Why am I being so candid? What do I have to lose? My life is on the line anyway. If nothing else from my journey, I want people to appreciate their health and take care of themselves. You really don't know how important your health is until you lose it. Without it you're not free. Do everything you can to not squander your health. And to appreciate our healthcare system (despite it's brokenness). It may be in bad shape, but if I were in the US I would not be alive today.

What I need from folks: support (if you're in TO), prayers. Even my science-minded docs said they'll do their best and they have theories but in the end, it's a guessing game because it's a mystery.

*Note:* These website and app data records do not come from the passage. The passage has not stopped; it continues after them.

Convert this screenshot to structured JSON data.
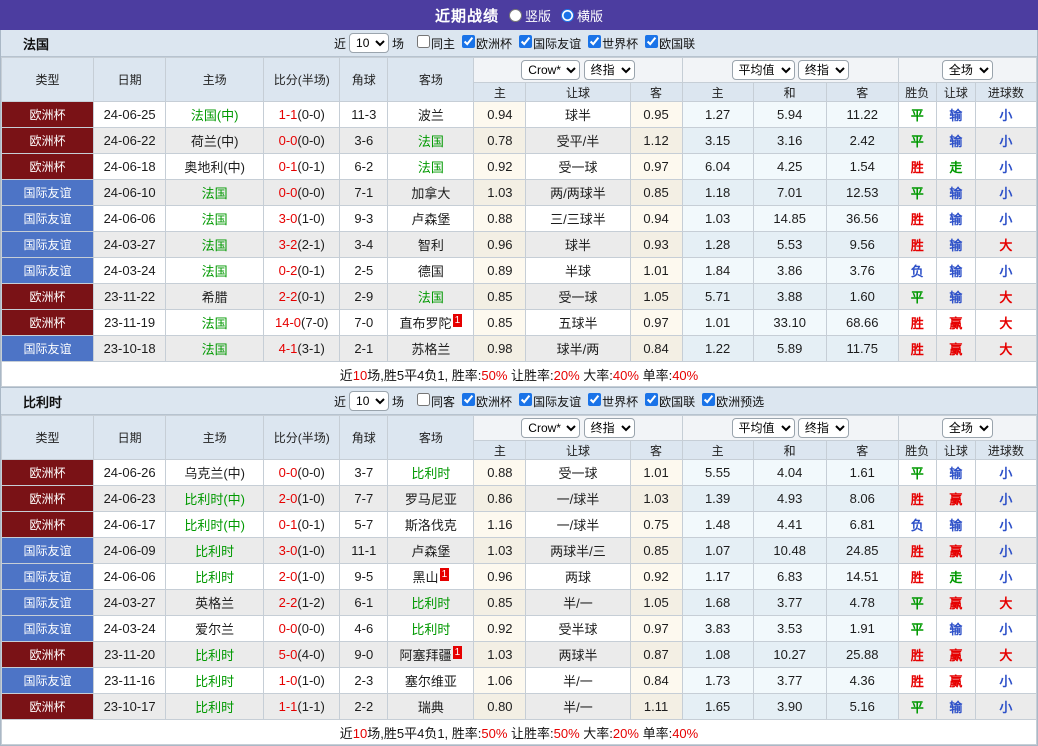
{
  "colors": {
    "titlebar_bg": "#4c3da0",
    "header_bg": "#dce6f0",
    "cup_badge": "#7a1216",
    "friendly_badge": "#4d74c6",
    "focus_team": "#009900",
    "score_red": "#e60000",
    "lose_blue": "#2d50c8",
    "stripe_bg": "#ebebeb"
  },
  "titlebar": {
    "title": "近期战绩",
    "options": [
      {
        "label": "竖版",
        "checked": false
      },
      {
        "label": "横版",
        "checked": true
      }
    ]
  },
  "table_header": {
    "static": [
      "类型",
      "日期",
      "主场",
      "比分(半场)",
      "角球",
      "客场"
    ],
    "group1": {
      "selects": [
        "Crow*",
        "终指"
      ],
      "cols": [
        "主",
        "让球",
        "客"
      ]
    },
    "group2": {
      "selects": [
        "平均值",
        "终指"
      ],
      "cols": [
        "主",
        "和",
        "客"
      ]
    },
    "group3": {
      "selects": [
        "全场"
      ],
      "cols": [
        "胜负",
        "让球",
        "进球数"
      ]
    }
  },
  "sections": [
    {
      "team": "法国",
      "filter": {
        "near_label": "近",
        "count": "10",
        "matches_label": "场",
        "same_label": "同主",
        "same_checked": false,
        "leagues": [
          "欧洲杯",
          "国际友谊",
          "世界杯",
          "欧国联"
        ]
      },
      "rows": [
        {
          "league": "欧洲杯",
          "league_type": "cup",
          "date": "24-06-25",
          "home": "法国(中)",
          "home_focus": true,
          "score": "1-1",
          "half": "(0-0)",
          "corners": "11-3",
          "away": "波兰",
          "away_focus": false,
          "away_sup": "",
          "odds_home": "0.94",
          "handicap": "球半",
          "odds_away": "0.95",
          "avg_home": "1.27",
          "avg_draw": "5.94",
          "avg_away": "11.22",
          "res_wdl": "平",
          "res_wdl_c": "green",
          "res_hc": "输",
          "res_hc_c": "blue",
          "res_goal": "小",
          "res_goal_c": "blue"
        },
        {
          "league": "欧洲杯",
          "league_type": "cup",
          "date": "24-06-22",
          "home": "荷兰(中)",
          "home_focus": false,
          "score": "0-0",
          "half": "(0-0)",
          "corners": "3-6",
          "away": "法国",
          "away_focus": true,
          "away_sup": "",
          "odds_home": "0.78",
          "handicap": "受平/半",
          "odds_away": "1.12",
          "avg_home": "3.15",
          "avg_draw": "3.16",
          "avg_away": "2.42",
          "res_wdl": "平",
          "res_wdl_c": "green",
          "res_hc": "输",
          "res_hc_c": "blue",
          "res_goal": "小",
          "res_goal_c": "blue"
        },
        {
          "league": "欧洲杯",
          "league_type": "cup",
          "date": "24-06-18",
          "home": "奥地利(中)",
          "home_focus": false,
          "score": "0-1",
          "half": "(0-1)",
          "corners": "6-2",
          "away": "法国",
          "away_focus": true,
          "away_sup": "",
          "odds_home": "0.92",
          "handicap": "受一球",
          "odds_away": "0.97",
          "avg_home": "6.04",
          "avg_draw": "4.25",
          "avg_away": "1.54",
          "res_wdl": "胜",
          "res_wdl_c": "red",
          "res_hc": "走",
          "res_hc_c": "green",
          "res_goal": "小",
          "res_goal_c": "blue"
        },
        {
          "league": "国际友谊",
          "league_type": "friendly",
          "date": "24-06-10",
          "home": "法国",
          "home_focus": true,
          "score": "0-0",
          "half": "(0-0)",
          "corners": "7-1",
          "away": "加拿大",
          "away_focus": false,
          "away_sup": "",
          "odds_home": "1.03",
          "handicap": "两/两球半",
          "odds_away": "0.85",
          "avg_home": "1.18",
          "avg_draw": "7.01",
          "avg_away": "12.53",
          "res_wdl": "平",
          "res_wdl_c": "green",
          "res_hc": "输",
          "res_hc_c": "blue",
          "res_goal": "小",
          "res_goal_c": "blue"
        },
        {
          "league": "国际友谊",
          "league_type": "friendly",
          "date": "24-06-06",
          "home": "法国",
          "home_focus": true,
          "score": "3-0",
          "half": "(1-0)",
          "corners": "9-3",
          "away": "卢森堡",
          "away_focus": false,
          "away_sup": "",
          "odds_home": "0.88",
          "handicap": "三/三球半",
          "odds_away": "0.94",
          "avg_home": "1.03",
          "avg_draw": "14.85",
          "avg_away": "36.56",
          "res_wdl": "胜",
          "res_wdl_c": "red",
          "res_hc": "输",
          "res_hc_c": "blue",
          "res_goal": "小",
          "res_goal_c": "blue"
        },
        {
          "league": "国际友谊",
          "league_type": "friendly",
          "date": "24-03-27",
          "home": "法国",
          "home_focus": true,
          "score": "3-2",
          "half": "(2-1)",
          "corners": "3-4",
          "away": "智利",
          "away_focus": false,
          "away_sup": "",
          "odds_home": "0.96",
          "handicap": "球半",
          "odds_away": "0.93",
          "avg_home": "1.28",
          "avg_draw": "5.53",
          "avg_away": "9.56",
          "res_wdl": "胜",
          "res_wdl_c": "red",
          "res_hc": "输",
          "res_hc_c": "blue",
          "res_goal": "大",
          "res_goal_c": "red"
        },
        {
          "league": "国际友谊",
          "league_type": "friendly",
          "date": "24-03-24",
          "home": "法国",
          "home_focus": true,
          "score": "0-2",
          "half": "(0-1)",
          "corners": "2-5",
          "away": "德国",
          "away_focus": false,
          "away_sup": "",
          "odds_home": "0.89",
          "handicap": "半球",
          "odds_away": "1.01",
          "avg_home": "1.84",
          "avg_draw": "3.86",
          "avg_away": "3.76",
          "res_wdl": "负",
          "res_wdl_c": "blue",
          "res_hc": "输",
          "res_hc_c": "blue",
          "res_goal": "小",
          "res_goal_c": "blue"
        },
        {
          "league": "欧洲杯",
          "league_type": "cup",
          "date": "23-11-22",
          "home": "希腊",
          "home_focus": false,
          "score": "2-2",
          "half": "(0-1)",
          "corners": "2-9",
          "away": "法国",
          "away_focus": true,
          "away_sup": "",
          "odds_home": "0.85",
          "handicap": "受一球",
          "odds_away": "1.05",
          "avg_home": "5.71",
          "avg_draw": "3.88",
          "avg_away": "1.60",
          "res_wdl": "平",
          "res_wdl_c": "green",
          "res_hc": "输",
          "res_hc_c": "blue",
          "res_goal": "大",
          "res_goal_c": "red"
        },
        {
          "league": "欧洲杯",
          "league_type": "cup",
          "date": "23-11-19",
          "home": "法国",
          "home_focus": true,
          "score": "14-0",
          "half": "(7-0)",
          "corners": "7-0",
          "away": "直布罗陀",
          "away_focus": false,
          "away_sup": "1",
          "odds_home": "0.85",
          "handicap": "五球半",
          "odds_away": "0.97",
          "avg_home": "1.01",
          "avg_draw": "33.10",
          "avg_away": "68.66",
          "res_wdl": "胜",
          "res_wdl_c": "red",
          "res_hc": "赢",
          "res_hc_c": "red",
          "res_goal": "大",
          "res_goal_c": "red"
        },
        {
          "league": "国际友谊",
          "league_type": "friendly",
          "date": "23-10-18",
          "home": "法国",
          "home_focus": true,
          "score": "4-1",
          "half": "(3-1)",
          "corners": "2-1",
          "away": "苏格兰",
          "away_focus": false,
          "away_sup": "",
          "odds_home": "0.98",
          "handicap": "球半/两",
          "odds_away": "0.84",
          "avg_home": "1.22",
          "avg_draw": "5.89",
          "avg_away": "11.75",
          "res_wdl": "胜",
          "res_wdl_c": "red",
          "res_hc": "赢",
          "res_hc_c": "red",
          "res_goal": "大",
          "res_goal_c": "red"
        }
      ],
      "summary": [
        {
          "t": "近",
          "c": "k"
        },
        {
          "t": "10",
          "c": "r"
        },
        {
          "t": "场,胜5平4负1, 胜率:",
          "c": "k"
        },
        {
          "t": "50%",
          "c": "r"
        },
        {
          "t": " 让胜率:",
          "c": "k"
        },
        {
          "t": "20%",
          "c": "r"
        },
        {
          "t": " 大率:",
          "c": "k"
        },
        {
          "t": "40%",
          "c": "r"
        },
        {
          "t": " 单率:",
          "c": "k"
        },
        {
          "t": "40%",
          "c": "r"
        }
      ]
    },
    {
      "team": "比利时",
      "filter": {
        "near_label": "近",
        "count": "10",
        "matches_label": "场",
        "same_label": "同客",
        "same_checked": false,
        "leagues": [
          "欧洲杯",
          "国际友谊",
          "世界杯",
          "欧国联",
          "欧洲预选"
        ]
      },
      "rows": [
        {
          "league": "欧洲杯",
          "league_type": "cup",
          "date": "24-06-26",
          "home": "乌克兰(中)",
          "home_focus": false,
          "score": "0-0",
          "half": "(0-0)",
          "corners": "3-7",
          "away": "比利时",
          "away_focus": true,
          "away_sup": "",
          "odds_home": "0.88",
          "handicap": "受一球",
          "odds_away": "1.01",
          "avg_home": "5.55",
          "avg_draw": "4.04",
          "avg_away": "1.61",
          "res_wdl": "平",
          "res_wdl_c": "green",
          "res_hc": "输",
          "res_hc_c": "blue",
          "res_goal": "小",
          "res_goal_c": "blue"
        },
        {
          "league": "欧洲杯",
          "league_type": "cup",
          "date": "24-06-23",
          "home": "比利时(中)",
          "home_focus": true,
          "score": "2-0",
          "half": "(1-0)",
          "corners": "7-7",
          "away": "罗马尼亚",
          "away_focus": false,
          "away_sup": "",
          "odds_home": "0.86",
          "handicap": "一/球半",
          "odds_away": "1.03",
          "avg_home": "1.39",
          "avg_draw": "4.93",
          "avg_away": "8.06",
          "res_wdl": "胜",
          "res_wdl_c": "red",
          "res_hc": "赢",
          "res_hc_c": "red",
          "res_goal": "小",
          "res_goal_c": "blue"
        },
        {
          "league": "欧洲杯",
          "league_type": "cup",
          "date": "24-06-17",
          "home": "比利时(中)",
          "home_focus": true,
          "score": "0-1",
          "half": "(0-1)",
          "corners": "5-7",
          "away": "斯洛伐克",
          "away_focus": false,
          "away_sup": "",
          "odds_home": "1.16",
          "handicap": "一/球半",
          "odds_away": "0.75",
          "avg_home": "1.48",
          "avg_draw": "4.41",
          "avg_away": "6.81",
          "res_wdl": "负",
          "res_wdl_c": "blue",
          "res_hc": "输",
          "res_hc_c": "blue",
          "res_goal": "小",
          "res_goal_c": "blue"
        },
        {
          "league": "国际友谊",
          "league_type": "friendly",
          "date": "24-06-09",
          "home": "比利时",
          "home_focus": true,
          "score": "3-0",
          "half": "(1-0)",
          "corners": "11-1",
          "away": "卢森堡",
          "away_focus": false,
          "away_sup": "",
          "odds_home": "1.03",
          "handicap": "两球半/三",
          "odds_away": "0.85",
          "avg_home": "1.07",
          "avg_draw": "10.48",
          "avg_away": "24.85",
          "res_wdl": "胜",
          "res_wdl_c": "red",
          "res_hc": "赢",
          "res_hc_c": "red",
          "res_goal": "小",
          "res_goal_c": "blue"
        },
        {
          "league": "国际友谊",
          "league_type": "friendly",
          "date": "24-06-06",
          "home": "比利时",
          "home_focus": true,
          "score": "2-0",
          "half": "(1-0)",
          "corners": "9-5",
          "away": "黑山",
          "away_focus": false,
          "away_sup": "1",
          "odds_home": "0.96",
          "handicap": "两球",
          "odds_away": "0.92",
          "avg_home": "1.17",
          "avg_draw": "6.83",
          "avg_away": "14.51",
          "res_wdl": "胜",
          "res_wdl_c": "red",
          "res_hc": "走",
          "res_hc_c": "green",
          "res_goal": "小",
          "res_goal_c": "blue"
        },
        {
          "league": "国际友谊",
          "league_type": "friendly",
          "date": "24-03-27",
          "home": "英格兰",
          "home_focus": false,
          "score": "2-2",
          "half": "(1-2)",
          "corners": "6-1",
          "away": "比利时",
          "away_focus": true,
          "away_sup": "",
          "odds_home": "0.85",
          "handicap": "半/一",
          "odds_away": "1.05",
          "avg_home": "1.68",
          "avg_draw": "3.77",
          "avg_away": "4.78",
          "res_wdl": "平",
          "res_wdl_c": "green",
          "res_hc": "赢",
          "res_hc_c": "red",
          "res_goal": "大",
          "res_goal_c": "red"
        },
        {
          "league": "国际友谊",
          "league_type": "friendly",
          "date": "24-03-24",
          "home": "爱尔兰",
          "home_focus": false,
          "score": "0-0",
          "half": "(0-0)",
          "corners": "4-6",
          "away": "比利时",
          "away_focus": true,
          "away_sup": "",
          "odds_home": "0.92",
          "handicap": "受半球",
          "odds_away": "0.97",
          "avg_home": "3.83",
          "avg_draw": "3.53",
          "avg_away": "1.91",
          "res_wdl": "平",
          "res_wdl_c": "green",
          "res_hc": "输",
          "res_hc_c": "blue",
          "res_goal": "小",
          "res_goal_c": "blue"
        },
        {
          "league": "欧洲杯",
          "league_type": "cup",
          "date": "23-11-20",
          "home": "比利时",
          "home_focus": true,
          "score": "5-0",
          "half": "(4-0)",
          "corners": "9-0",
          "away": "阿塞拜疆",
          "away_focus": false,
          "away_sup": "1",
          "odds_home": "1.03",
          "handicap": "两球半",
          "odds_away": "0.87",
          "avg_home": "1.08",
          "avg_draw": "10.27",
          "avg_away": "25.88",
          "res_wdl": "胜",
          "res_wdl_c": "red",
          "res_hc": "赢",
          "res_hc_c": "red",
          "res_goal": "大",
          "res_goal_c": "red"
        },
        {
          "league": "国际友谊",
          "league_type": "friendly",
          "date": "23-11-16",
          "home": "比利时",
          "home_focus": true,
          "score": "1-0",
          "half": "(1-0)",
          "corners": "2-3",
          "away": "塞尔维亚",
          "away_focus": false,
          "away_sup": "",
          "odds_home": "1.06",
          "handicap": "半/一",
          "odds_away": "0.84",
          "avg_home": "1.73",
          "avg_draw": "3.77",
          "avg_away": "4.36",
          "res_wdl": "胜",
          "res_wdl_c": "red",
          "res_hc": "赢",
          "res_hc_c": "red",
          "res_goal": "小",
          "res_goal_c": "blue"
        },
        {
          "league": "欧洲杯",
          "league_type": "cup",
          "date": "23-10-17",
          "home": "比利时",
          "home_focus": true,
          "score": "1-1",
          "half": "(1-1)",
          "corners": "2-2",
          "away": "瑞典",
          "away_focus": false,
          "away_sup": "",
          "odds_home": "0.80",
          "handicap": "半/一",
          "odds_away": "1.11",
          "avg_home": "1.65",
          "avg_draw": "3.90",
          "avg_away": "5.16",
          "res_wdl": "平",
          "res_wdl_c": "green",
          "res_hc": "输",
          "res_hc_c": "blue",
          "res_goal": "小",
          "res_goal_c": "blue"
        }
      ],
      "summary": [
        {
          "t": "近",
          "c": "k"
        },
        {
          "t": "10",
          "c": "r"
        },
        {
          "t": "场,胜5平4负1, 胜率:",
          "c": "k"
        },
        {
          "t": "50%",
          "c": "r"
        },
        {
          "t": " 让胜率:",
          "c": "k"
        },
        {
          "t": "50%",
          "c": "r"
        },
        {
          "t": " 大率:",
          "c": "k"
        },
        {
          "t": "20%",
          "c": "r"
        },
        {
          "t": " 单率:",
          "c": "k"
        },
        {
          "t": "40%",
          "c": "r"
        }
      ]
    }
  ]
}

Whatever or whomever that mystery is for you, in January, I, and my team will need it. I kindly ask that I not be told things like "you've come this far, you'll be ok" or other new-agey nonsense (yes, "I" just said that). It diminishes my reality to a saying and it's just not supportive. You're welcome to give it to the universe if you'd like.

may have to fundraise a bit as my sister will have to live in TO for up to 2 months being my support-person. We are looking into caregiver-EI and my own savings but we'll be paying for accommodation there, and we both still have mortgage payments to make here. Never-mind that for each trip I've already been using savings for the last few trip/consults etc.   

Tuesday, October 7, 2014

There and Back

What a long day yesterday was. Up at 4:45 am to catch the 5:55 train to Toronto and returned by 23:30 (11:30pm) the same day. I am too old and too ill for that.
I needed to meet with another cardiac team member who wasn't available when I was there two weeks ago. Then I met with my cardiologist - she actually had time for a last minute chat after my consult. It really was only a few minutes but enough to ascertain where she's at on the gambling journey, though it's not her life on the line.

I am no closer to a decision. In fact all I brought back from TO was a soar throat, runny nose and terrible cough. Lots of travel in confined spaces, subways and hanging out in hospitals will do that. Oh, I did bring back one more thing: love. I was able to have a quick sneaky visit with a dear one and the hug was divine. We're both in our own tough spots right now so it was especially lovely to be able to see that person.

I am out of town again next week, on a silent retreat this time. Originally it was scheduled with another purpose in mind, now I have lots more to think of. A few weeks later I have another retreat. By November I will have been away more in the past 2 months than I have all summer. Sucks a little as I prefer to travel during the summer months though it is often really busy with other travellers and their children